Tesla and its billionaire chief Elon Musk were hit by two new lawsuits yesterday, over claims that Musk's surprise proposal to take the company private was scheme created to target short-sellers of Tesla stock.

In a proposed class-action complaint filed with the federal court in San Francisco, Kalman Isaacs said the scheme was conducted in part to "completely decimate" short-sellers, eventually leading to an inquiry by the US Securities and Exchange Commission (SEC).

The suit, which was filed in U.S. District Court for the Northern District of California, comes three days after Musk posted a tweet saying that he meant to take the company private at $420 a share and that funding was "secured".

As a result, Tesla shares jumped 11 percent, causing so-called short-sellers who have been betting on the stock crashing for years to lose millions. Tesla has not commented on this report. Musk is Tesla's largest shareholder, with a 20% stake in the company.

"Ask TSLA to show you the agreement (s) signed by their funding source (s) by 5 pm EST that demonstrates funding is "secured" and 'certain, '" he wrote, using the company's ticker symbol. The total cost is about $72 billion.

Tesla, under its CEO Elon Musk, is reportedly looking for finding from a wide range of investors so as to prevent a concentration of ownership.

They have frequently been the target of Musk's ire, and in announcing the plan this week he cited the advantage of getting away from short-term pressures and the "wild swings" in the stock price. A Musk investigation might be a best-case scenario for Tesla shorts, but CNBC's Jim Cramer said an investigation is a longshot.

The worst affected segment appears to be the short-sellers in the market who sell high and do the repurchase later.

Even a "preliminary commitment" with an investor or bank would be enough to support the idea that Musk's statements were made in "good faith", Fisch said.

Speculation had been swirling around Tesla and Musk's disclosures amid the yearlong struggle the company had ramping up production of the Model 3 sedan, with Musk fielding a question on the company's latest earnings call about whether a notice from a regulator was keeping him from being able to raise more capital.

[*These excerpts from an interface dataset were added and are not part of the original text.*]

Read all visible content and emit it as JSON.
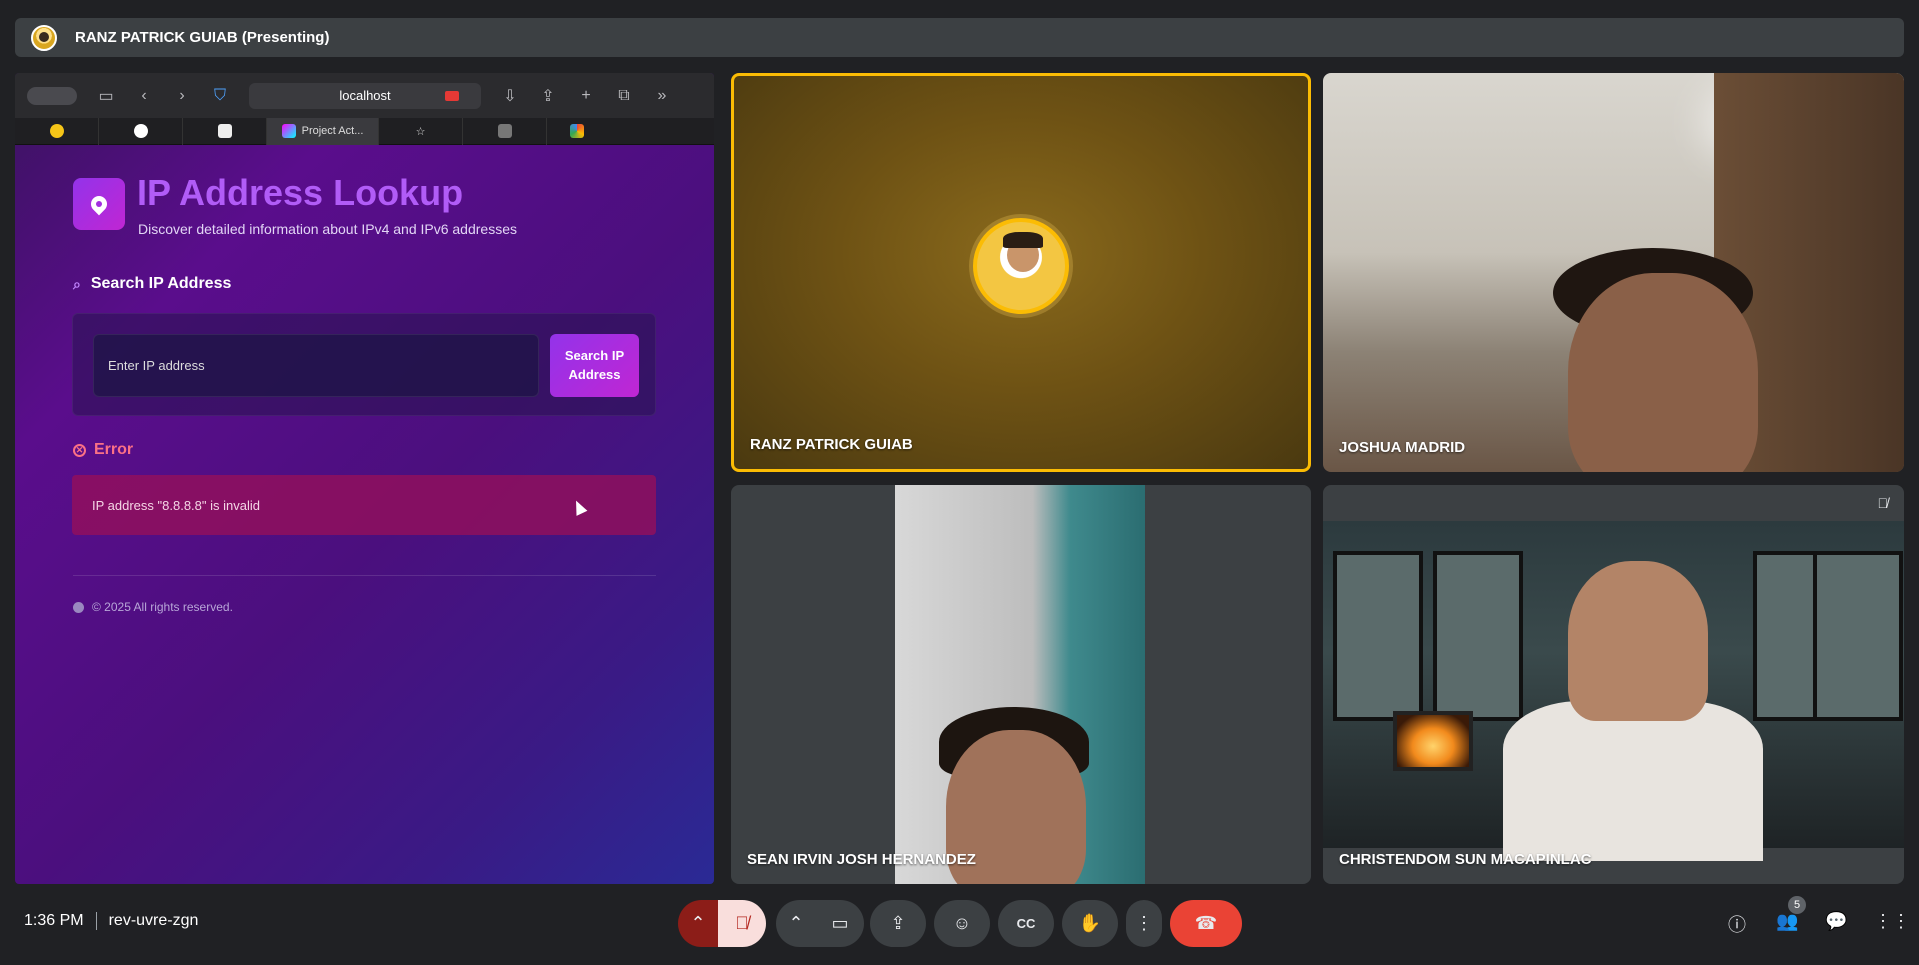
{
  "topbar": {
    "presenter": "RANZ PATRICK GUIAB (Presenting)"
  },
  "browser": {
    "url": "localhost",
    "active_tab": "Project Act...",
    "tab_icons": [
      "emoji-icon",
      "github-icon",
      "app-icon",
      "app2-icon",
      "project-icon",
      "star-icon",
      "l-icon",
      "google-icon"
    ]
  },
  "app": {
    "title": "IP Address Lookup",
    "subtitle": "Discover detailed information about IPv4 and IPv6 addresses",
    "search_heading": "Search IP Address",
    "input_placeholder": "Enter IP address",
    "search_button": "Search IP Address",
    "error_heading": "Error",
    "error_message": "IP address \"8.8.8.8\" is invalid",
    "footer": "© 2025 All rights reserved."
  },
  "participants": [
    {
      "name": "RANZ PATRICK GUIAB",
      "speaking": true
    },
    {
      "name": "JOSHUA MADRID"
    },
    {
      "name": "SEAN IRVIN JOSH HERNANDEZ"
    },
    {
      "name": "CHRISTENDOM SUN MACAPINLAC",
      "muted": true
    }
  ],
  "meeting": {
    "time": "1:36 PM",
    "code": "rev-uvre-zgn",
    "participant_count": "5"
  },
  "colors": {
    "accent": "#fbbc04",
    "end_call": "#ea4335",
    "app_purple": "#9333ea"
  }
}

Irons has a small position in out-of-the money put options on Tesla that make money if the stock declines.